More than 300 girls kidnapped last week by a group of armed men from their boarding school in Nigeria have been released, a local official said Tuesday, the second time in less than a week that armed men have brought kidnapped school children back to the country .
The girls were picked up on Friday from Government Girls Secondary School in the northern state of Zamfara. Nigerian officials later told Reuters that the government had negotiated her release.
“It makes my heart happy to announce the release of the kidnapped students of GGSS Jangebe from captivity,” wrote Zamfara State Governor Bello Matawalle on Twitter early Tuesday, referring to the name of her school.
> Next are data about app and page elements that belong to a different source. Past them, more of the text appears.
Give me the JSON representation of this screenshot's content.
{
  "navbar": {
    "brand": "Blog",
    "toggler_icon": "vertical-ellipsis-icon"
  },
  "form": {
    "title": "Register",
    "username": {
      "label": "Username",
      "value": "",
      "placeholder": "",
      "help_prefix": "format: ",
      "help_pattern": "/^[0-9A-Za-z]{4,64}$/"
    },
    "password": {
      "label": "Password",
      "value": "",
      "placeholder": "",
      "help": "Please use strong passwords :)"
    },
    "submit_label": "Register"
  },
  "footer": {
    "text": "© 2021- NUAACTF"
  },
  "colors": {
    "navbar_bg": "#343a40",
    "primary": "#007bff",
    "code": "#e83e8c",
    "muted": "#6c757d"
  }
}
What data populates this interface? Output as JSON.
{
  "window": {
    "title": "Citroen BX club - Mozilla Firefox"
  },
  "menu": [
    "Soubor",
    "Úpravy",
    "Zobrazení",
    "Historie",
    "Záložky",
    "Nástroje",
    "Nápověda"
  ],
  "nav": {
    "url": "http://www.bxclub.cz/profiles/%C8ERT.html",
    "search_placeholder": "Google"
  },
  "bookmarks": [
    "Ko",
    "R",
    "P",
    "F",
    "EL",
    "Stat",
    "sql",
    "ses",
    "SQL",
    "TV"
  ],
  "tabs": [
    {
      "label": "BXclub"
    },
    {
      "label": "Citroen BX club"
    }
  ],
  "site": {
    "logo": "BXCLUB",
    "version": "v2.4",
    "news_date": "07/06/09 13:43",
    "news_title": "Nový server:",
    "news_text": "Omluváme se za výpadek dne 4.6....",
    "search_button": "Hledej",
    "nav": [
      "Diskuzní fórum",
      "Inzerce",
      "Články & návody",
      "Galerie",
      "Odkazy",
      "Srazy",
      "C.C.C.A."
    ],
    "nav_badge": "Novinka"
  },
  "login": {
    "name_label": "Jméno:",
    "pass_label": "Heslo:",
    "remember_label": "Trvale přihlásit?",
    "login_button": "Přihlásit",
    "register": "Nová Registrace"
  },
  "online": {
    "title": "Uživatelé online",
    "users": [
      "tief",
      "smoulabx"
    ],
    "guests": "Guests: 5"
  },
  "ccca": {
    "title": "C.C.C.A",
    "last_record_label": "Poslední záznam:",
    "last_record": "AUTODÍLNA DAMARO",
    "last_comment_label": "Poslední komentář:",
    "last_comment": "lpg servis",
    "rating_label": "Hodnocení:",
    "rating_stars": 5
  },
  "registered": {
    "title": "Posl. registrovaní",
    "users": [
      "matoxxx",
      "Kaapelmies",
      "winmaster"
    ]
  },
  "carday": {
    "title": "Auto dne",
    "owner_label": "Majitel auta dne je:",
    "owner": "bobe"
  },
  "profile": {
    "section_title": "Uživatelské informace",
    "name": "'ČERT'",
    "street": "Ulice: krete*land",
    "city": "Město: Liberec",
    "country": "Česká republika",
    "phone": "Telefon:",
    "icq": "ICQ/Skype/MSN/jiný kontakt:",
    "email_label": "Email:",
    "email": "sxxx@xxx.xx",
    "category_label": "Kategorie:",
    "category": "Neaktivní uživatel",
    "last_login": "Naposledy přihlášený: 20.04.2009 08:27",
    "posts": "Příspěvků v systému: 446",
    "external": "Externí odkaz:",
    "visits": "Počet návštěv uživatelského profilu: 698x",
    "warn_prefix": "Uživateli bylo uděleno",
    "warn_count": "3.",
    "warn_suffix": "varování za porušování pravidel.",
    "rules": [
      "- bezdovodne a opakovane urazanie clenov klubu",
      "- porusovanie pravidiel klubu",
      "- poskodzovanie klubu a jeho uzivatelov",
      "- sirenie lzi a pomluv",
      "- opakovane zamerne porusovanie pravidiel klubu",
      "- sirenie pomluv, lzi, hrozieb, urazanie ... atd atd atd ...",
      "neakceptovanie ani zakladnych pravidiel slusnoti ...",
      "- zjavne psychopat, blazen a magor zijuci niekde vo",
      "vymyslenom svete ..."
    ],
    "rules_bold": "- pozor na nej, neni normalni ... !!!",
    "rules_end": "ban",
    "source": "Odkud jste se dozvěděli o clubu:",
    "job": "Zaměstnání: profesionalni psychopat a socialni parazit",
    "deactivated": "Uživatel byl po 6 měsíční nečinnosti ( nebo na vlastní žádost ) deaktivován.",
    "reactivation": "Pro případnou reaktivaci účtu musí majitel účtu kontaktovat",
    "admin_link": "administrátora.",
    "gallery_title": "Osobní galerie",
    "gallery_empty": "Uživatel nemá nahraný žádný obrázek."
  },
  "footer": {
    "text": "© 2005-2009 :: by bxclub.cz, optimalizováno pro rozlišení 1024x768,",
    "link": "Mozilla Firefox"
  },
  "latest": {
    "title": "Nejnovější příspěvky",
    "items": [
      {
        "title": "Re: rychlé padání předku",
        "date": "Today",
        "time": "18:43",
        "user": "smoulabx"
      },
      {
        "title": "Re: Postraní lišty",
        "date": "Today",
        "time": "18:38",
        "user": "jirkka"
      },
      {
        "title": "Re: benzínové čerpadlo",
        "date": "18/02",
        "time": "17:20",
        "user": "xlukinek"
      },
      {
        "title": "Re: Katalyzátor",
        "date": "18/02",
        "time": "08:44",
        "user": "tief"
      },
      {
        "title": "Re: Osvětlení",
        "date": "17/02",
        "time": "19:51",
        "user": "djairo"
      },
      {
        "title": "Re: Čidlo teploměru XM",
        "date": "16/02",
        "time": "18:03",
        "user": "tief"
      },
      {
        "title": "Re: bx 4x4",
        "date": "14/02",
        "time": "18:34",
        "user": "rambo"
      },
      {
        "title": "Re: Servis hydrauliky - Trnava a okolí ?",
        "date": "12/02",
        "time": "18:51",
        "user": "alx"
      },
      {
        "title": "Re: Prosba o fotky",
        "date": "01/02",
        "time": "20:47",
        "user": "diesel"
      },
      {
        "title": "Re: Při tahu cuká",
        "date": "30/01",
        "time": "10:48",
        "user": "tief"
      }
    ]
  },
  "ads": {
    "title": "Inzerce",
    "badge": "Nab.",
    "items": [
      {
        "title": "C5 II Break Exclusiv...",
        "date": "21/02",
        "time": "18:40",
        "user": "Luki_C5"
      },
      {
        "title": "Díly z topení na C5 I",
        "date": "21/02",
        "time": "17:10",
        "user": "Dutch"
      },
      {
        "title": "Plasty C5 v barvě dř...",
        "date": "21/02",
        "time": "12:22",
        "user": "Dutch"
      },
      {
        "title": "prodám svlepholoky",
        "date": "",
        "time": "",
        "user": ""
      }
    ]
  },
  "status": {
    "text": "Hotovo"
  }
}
Mr. Matawalle did not provide details of how or when they were released.
The video, published on Twitter by the Daily Nigerian news site, showed some of the girls solemnly and silently walking past journalists while the cameras flashed. The footage showed some as barefoot while others hobbled.
In the week leading up to the girls’ abduction, more than 40 children and adults were abducted from a boarding school in the Nigerian state and became the youngest victims of the West African country’s slide into insecurity. They were released on Saturday.
The incidence of mass kidnapping of girls and boys at boarding schools in northwestern Nigeria is increasing in part because kidnapping has become a growth industry during the country’s economic crisis. Increasingly, the victims are schoolchildren – not just the rich, powerful, or famous.
Banditry, one of the many complex conflicts in Nigeria, even took place in President Muhammadu Buhari’s home state of Katsina, where more than 300 boys were kidnapped by armed men in December. They were also later released.
The Katsina episode commemorated the country’s most notorious kidnapping, the 2014 kidnapping of 276 school girls by the Islamist extremist group Boko Haram in the northeastern state of Borno.
Last week, Mr Buhari blamed state and local governments for the recent surge in kidnappings and urged them to improve security in schools.
The girls who were rescued this week were abducted from a school in Jangebe City. Mr Matawalle referred to her as #JangebeGirls on Twitter.
“I urge all well-meaning Nigerians to rejoice with us as our daughters are now safe,” he wrote.
Ruth Maclean contributed to the coverage.